Jesus. Where to begin.
I’ve always made a thing of challenging myself. If something seems difficult, or even remotely impossible, or there’s just a difficult way of doing a thing, that’s the thing I’ve gotta do.
And if someone says, Oh, you don’t want to go there. Oh, it’s dangerous. You’ll end up under someone’s floorboards. (cheers, Dad), then that’s the next stamp going in my passport.
And you know, sometimes, just saying you’re going to a place is enough to give you a bit of a buzz. Saying, I’m going to Pakistan/Iran/Syria/Ghana gets attention. You may not have thought through a travel plan, or even believe you’d do it, but putting it out there, announcing some crazy half-assed idea about going to some crazy place, that sort of thing makes people look at you with respect (perhaps) and go, Wow, really?
NOTE: I don’t want to go to Pakistan, or Iran or Syria. (Ghana is on the cards).
But, last year, when Mexico crawled into my brain, I thought, ooh, Mexico. Mexico. Colour! Food! Music! Catholics! Crime! Cartels!
Arriving at night, last Sunday, it was hard to see much. Buildings. Cars. Roads. Billboards.
Then, barbed wire. Tin fences. Graffiti. Cops. Shadows. Street stalls. Tacos.
My cheap hotel in Guadalupe – the ‘dodgy’ area – is lingering somewhere around 1974. The reception desk sells cigarettes, sweets and condoms.
That first evening, my legs cramped with six hours of air travel, I dumped my bags in my brown-on-brown habitación and went out. It was 9.30pm, it was dark, and I didn’t have more than seven words of Spanish. But I was really frickn hungry and there’s always food somewhere.
God, it was quiet.
I found a open-air diner and hovered like a dickhead around what appeared to be the service counter. Nobody paid me any attention, which was a nice change from being stared at, but also frustrating because I was hungry.

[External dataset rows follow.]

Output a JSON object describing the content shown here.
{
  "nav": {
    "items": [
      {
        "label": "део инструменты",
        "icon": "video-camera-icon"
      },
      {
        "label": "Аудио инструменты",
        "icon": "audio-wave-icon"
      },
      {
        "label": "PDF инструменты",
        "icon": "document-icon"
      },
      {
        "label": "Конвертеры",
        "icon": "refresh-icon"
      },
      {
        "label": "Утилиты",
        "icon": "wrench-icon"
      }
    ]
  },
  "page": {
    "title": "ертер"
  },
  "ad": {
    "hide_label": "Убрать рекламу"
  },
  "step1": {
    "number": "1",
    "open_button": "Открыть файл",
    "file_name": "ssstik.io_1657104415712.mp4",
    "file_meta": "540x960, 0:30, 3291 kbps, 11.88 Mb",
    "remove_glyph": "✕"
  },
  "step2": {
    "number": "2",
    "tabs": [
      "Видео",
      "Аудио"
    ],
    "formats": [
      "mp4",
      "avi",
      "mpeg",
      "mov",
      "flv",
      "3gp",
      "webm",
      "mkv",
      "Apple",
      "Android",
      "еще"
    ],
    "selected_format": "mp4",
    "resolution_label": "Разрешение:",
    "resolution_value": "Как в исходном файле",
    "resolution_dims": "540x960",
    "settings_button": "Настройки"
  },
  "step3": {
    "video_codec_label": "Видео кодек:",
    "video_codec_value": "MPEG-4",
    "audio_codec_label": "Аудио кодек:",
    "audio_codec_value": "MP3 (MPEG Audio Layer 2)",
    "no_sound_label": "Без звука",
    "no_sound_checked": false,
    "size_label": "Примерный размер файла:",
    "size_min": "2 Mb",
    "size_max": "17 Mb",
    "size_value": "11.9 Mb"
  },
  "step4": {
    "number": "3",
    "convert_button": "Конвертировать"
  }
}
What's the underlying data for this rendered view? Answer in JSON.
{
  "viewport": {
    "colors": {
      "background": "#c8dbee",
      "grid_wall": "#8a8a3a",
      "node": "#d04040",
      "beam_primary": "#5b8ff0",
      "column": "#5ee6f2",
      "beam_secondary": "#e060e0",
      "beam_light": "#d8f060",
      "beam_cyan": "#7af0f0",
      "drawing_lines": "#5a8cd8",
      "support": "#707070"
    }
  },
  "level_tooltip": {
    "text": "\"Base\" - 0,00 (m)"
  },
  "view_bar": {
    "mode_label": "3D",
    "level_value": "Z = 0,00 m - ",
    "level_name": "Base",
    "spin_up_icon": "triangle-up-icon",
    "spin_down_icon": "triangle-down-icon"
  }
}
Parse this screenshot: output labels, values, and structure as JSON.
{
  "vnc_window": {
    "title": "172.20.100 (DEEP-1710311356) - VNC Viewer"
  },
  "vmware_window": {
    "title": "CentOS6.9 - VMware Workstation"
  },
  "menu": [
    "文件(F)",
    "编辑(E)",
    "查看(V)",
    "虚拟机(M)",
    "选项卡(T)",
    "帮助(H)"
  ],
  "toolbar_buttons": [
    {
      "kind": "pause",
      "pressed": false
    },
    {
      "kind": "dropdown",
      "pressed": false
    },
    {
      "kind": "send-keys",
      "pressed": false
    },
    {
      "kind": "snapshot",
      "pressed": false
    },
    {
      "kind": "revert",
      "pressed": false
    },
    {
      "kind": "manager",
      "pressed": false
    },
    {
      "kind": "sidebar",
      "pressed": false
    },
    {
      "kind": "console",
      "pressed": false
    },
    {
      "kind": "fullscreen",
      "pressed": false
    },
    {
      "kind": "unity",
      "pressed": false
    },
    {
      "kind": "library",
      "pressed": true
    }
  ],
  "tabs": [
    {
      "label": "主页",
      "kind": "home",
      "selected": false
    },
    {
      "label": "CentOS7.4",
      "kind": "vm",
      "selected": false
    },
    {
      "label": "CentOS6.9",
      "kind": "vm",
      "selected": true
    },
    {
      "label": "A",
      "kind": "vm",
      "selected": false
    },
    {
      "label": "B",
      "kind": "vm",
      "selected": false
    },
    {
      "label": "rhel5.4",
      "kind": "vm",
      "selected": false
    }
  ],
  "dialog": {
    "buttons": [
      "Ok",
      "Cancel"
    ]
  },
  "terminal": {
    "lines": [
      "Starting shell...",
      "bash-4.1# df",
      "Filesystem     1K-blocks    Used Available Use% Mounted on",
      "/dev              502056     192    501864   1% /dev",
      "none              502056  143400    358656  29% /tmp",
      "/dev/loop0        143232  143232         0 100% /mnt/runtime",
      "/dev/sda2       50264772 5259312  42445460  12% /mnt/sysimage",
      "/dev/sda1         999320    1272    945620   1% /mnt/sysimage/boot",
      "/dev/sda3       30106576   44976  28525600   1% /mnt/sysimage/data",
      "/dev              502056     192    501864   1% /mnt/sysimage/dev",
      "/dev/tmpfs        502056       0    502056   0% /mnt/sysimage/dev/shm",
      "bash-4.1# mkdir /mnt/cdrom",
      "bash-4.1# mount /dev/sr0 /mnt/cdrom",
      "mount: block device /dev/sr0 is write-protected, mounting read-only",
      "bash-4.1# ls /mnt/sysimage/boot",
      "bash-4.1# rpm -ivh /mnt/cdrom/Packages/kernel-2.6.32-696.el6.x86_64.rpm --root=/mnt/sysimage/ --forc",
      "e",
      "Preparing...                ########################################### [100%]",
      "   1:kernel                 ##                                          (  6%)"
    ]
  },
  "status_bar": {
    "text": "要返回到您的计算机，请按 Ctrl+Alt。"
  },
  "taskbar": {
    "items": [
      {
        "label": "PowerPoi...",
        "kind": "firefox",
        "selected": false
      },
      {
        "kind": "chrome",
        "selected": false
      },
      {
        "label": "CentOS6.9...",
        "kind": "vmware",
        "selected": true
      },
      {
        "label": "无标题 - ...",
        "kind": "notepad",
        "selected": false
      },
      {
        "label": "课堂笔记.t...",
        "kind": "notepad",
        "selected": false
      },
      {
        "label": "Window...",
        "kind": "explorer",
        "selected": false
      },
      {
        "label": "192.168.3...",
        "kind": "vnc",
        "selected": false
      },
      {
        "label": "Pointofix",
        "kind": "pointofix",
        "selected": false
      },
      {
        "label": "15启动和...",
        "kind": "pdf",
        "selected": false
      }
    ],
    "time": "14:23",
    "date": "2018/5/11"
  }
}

I took a deep breath and put forth my best Spanish: no hablo español. And pointed at meat.
The waiter said, “Oh, you speak English. You want a taco.”
So, that was okay. I got my taco. But that nice young waiter turned out to be the only English-Spanish speaker in the whole street, in the whole five-kilometre radius of where I stayed, in fact, as I was to discover over the next 24 hours.
I was also to discover that my three months of half-hearted DuoLingo training had not made me a Spanish speaker, and much less a Spanish listener.
A week in, though, I’ve done some homework. My vocabulary has picked up a bit. I know how to ask for the bathroom, and the bill, and how to explain I’ll come for my laundry the next day instead of tonight. I know lots and lots of Spanish words for foods.
I also know Google Translate is a wonderful thing. Most of the time.
But, well. While the food and murals and the random brass band parades are indeed wonderful and make for splendid Facebook posts, this past week hasn’t been all shits and giggles. It’s been a bit f**king difficult, a bit awkward, and perhaps a bit scary, if I’m honest.
It’s great, yes. But it’s really, really hard to understand rapid-fire Spanish when all you want is the bathroom. It’s also really, really unnerving to hear twelve times a day, “Be careful! Look after yourself! Don’t walk in such-and-such area! Don’t take out your phone!”
Don’t get me wrong; I appreciate that people give a crap. And yeah, okay, there’s danger. Perhaps not like the danger in Siem Reap or South Auckland, because it’s Mexico, and – stuff happens.
But I figure as long as I’m not walking about with a light above my head flashing VULNERABLE WHITE WOMAN CARRYING CASH and getting my norks out, I’m gonna be okay.
Anyway, difficult is what I wanted, and difficult is what I’ve got. But that will change. I will change it. Watch me.